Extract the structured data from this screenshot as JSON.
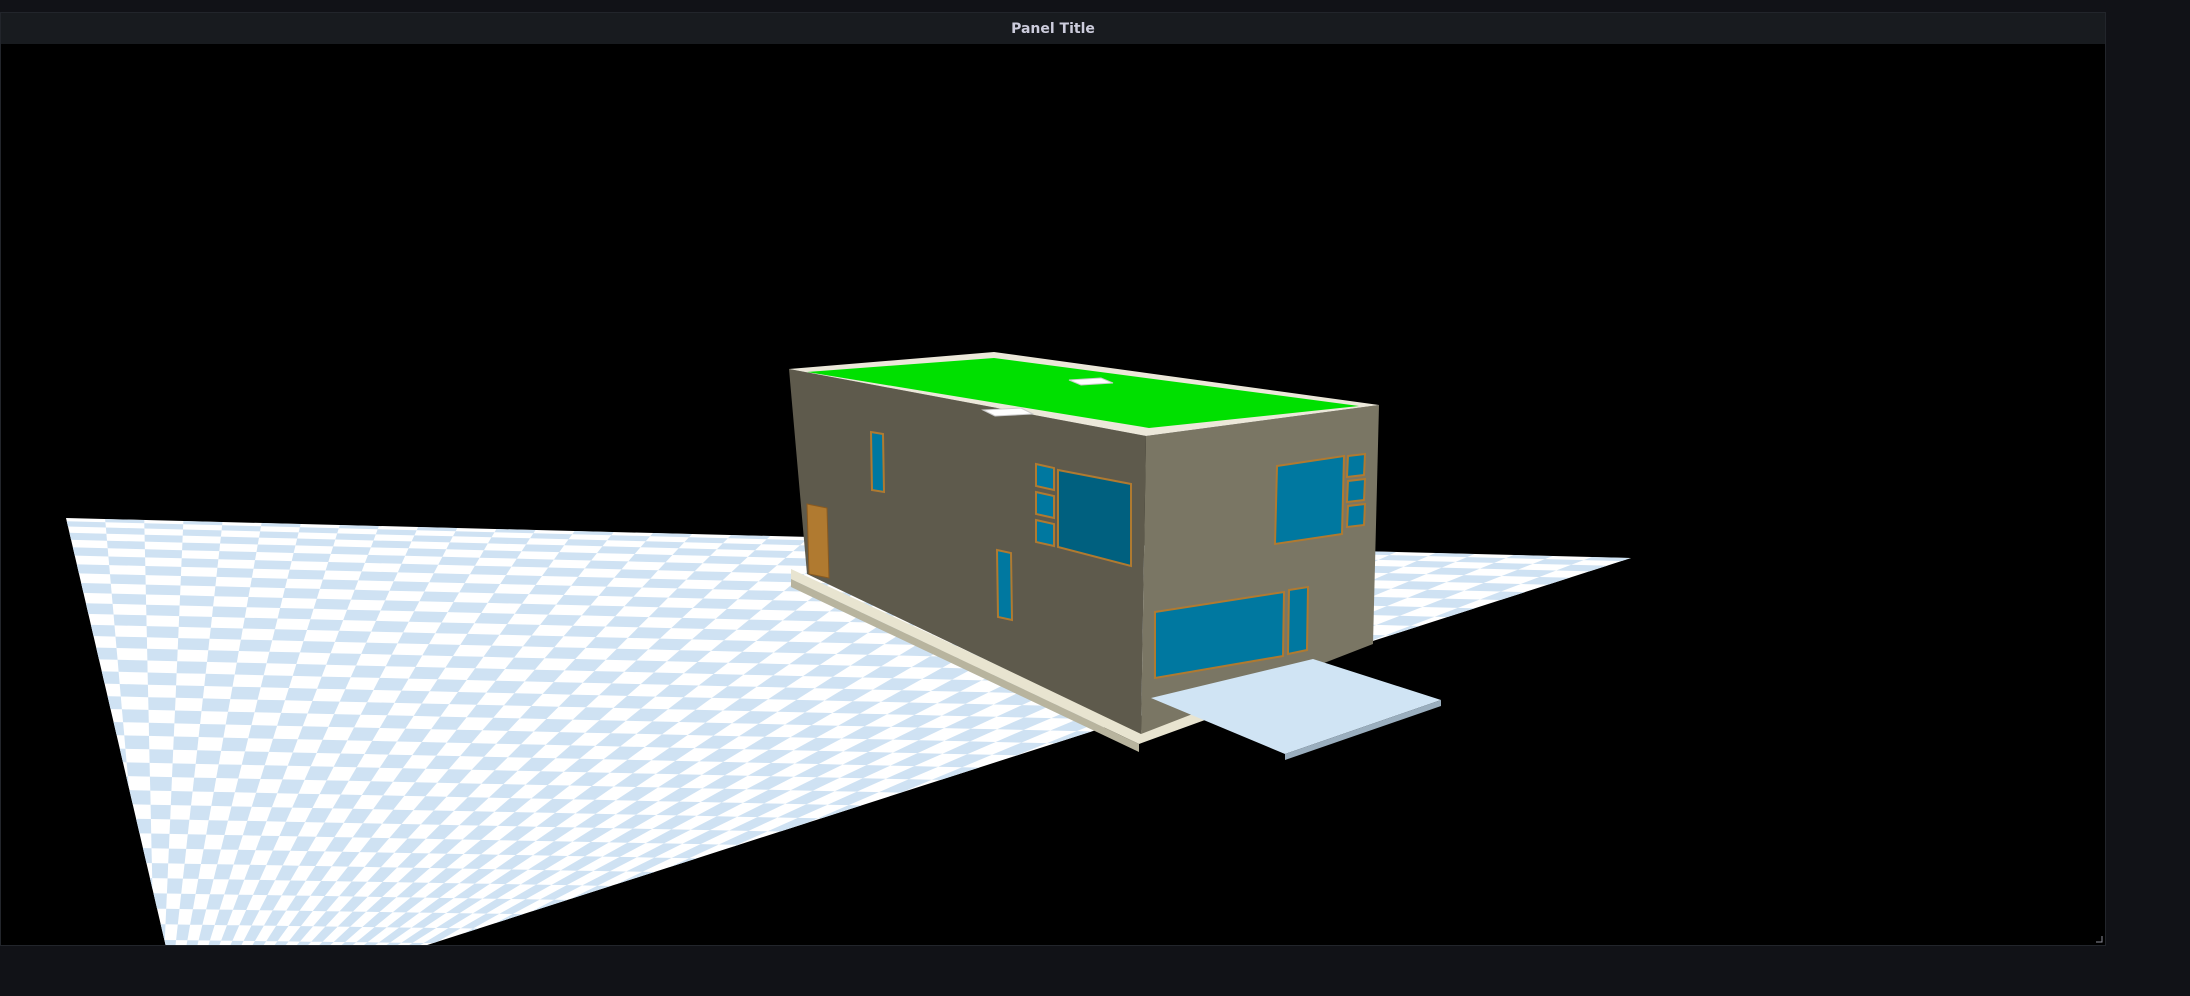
{
  "panel": {
    "title": "Panel Title"
  },
  "scene": {
    "background_color": "#000000",
    "floor_colors": [
      "#ffffff",
      "#cfe2f3"
    ],
    "roof_color": "#00e000",
    "wall_front_color": "#5e5a4c",
    "wall_side_color": "#7a7664",
    "window_color": "#0078a0",
    "door_color": "#b07a30",
    "terrace_color": "#d0e4f4",
    "base_color": "#e8e4d0"
  },
  "icons": {
    "resize": "resize-corner-icon"
  }
}
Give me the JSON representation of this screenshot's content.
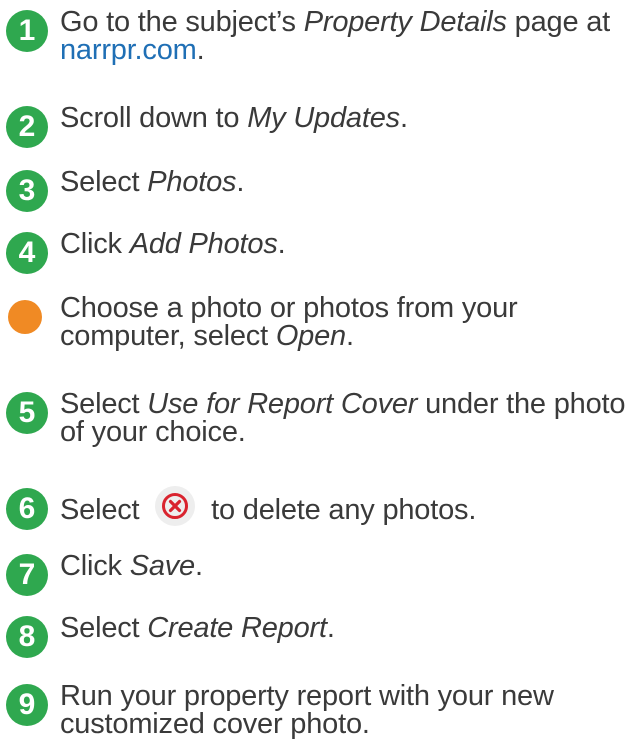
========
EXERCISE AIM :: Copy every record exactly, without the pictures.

RESULT OF THE TASK ::
Extract the structured data from this screenshot as JSON.
{
  "panel": {
    "title": "Panel Title"
  },
  "scene": {
    "background_color": "#000000",
    "floor_colors": [
      "#ffffff",
      "#cfe2f3"
    ],
    "roof_color": "#00e000",
    "wall_front_color": "#5e5a4c",
    "wall_side_color": "#7a7664",
    "window_color": "#0078a0",
    "door_color": "#b07a30",
    "terrace_color": "#d0e4f4",
    "base_color": "#e8e4d0"
  },
  "icons": {
    "resize": "resize-corner-icon"
  }
}
Give me the JSON representation of this screenshot's content.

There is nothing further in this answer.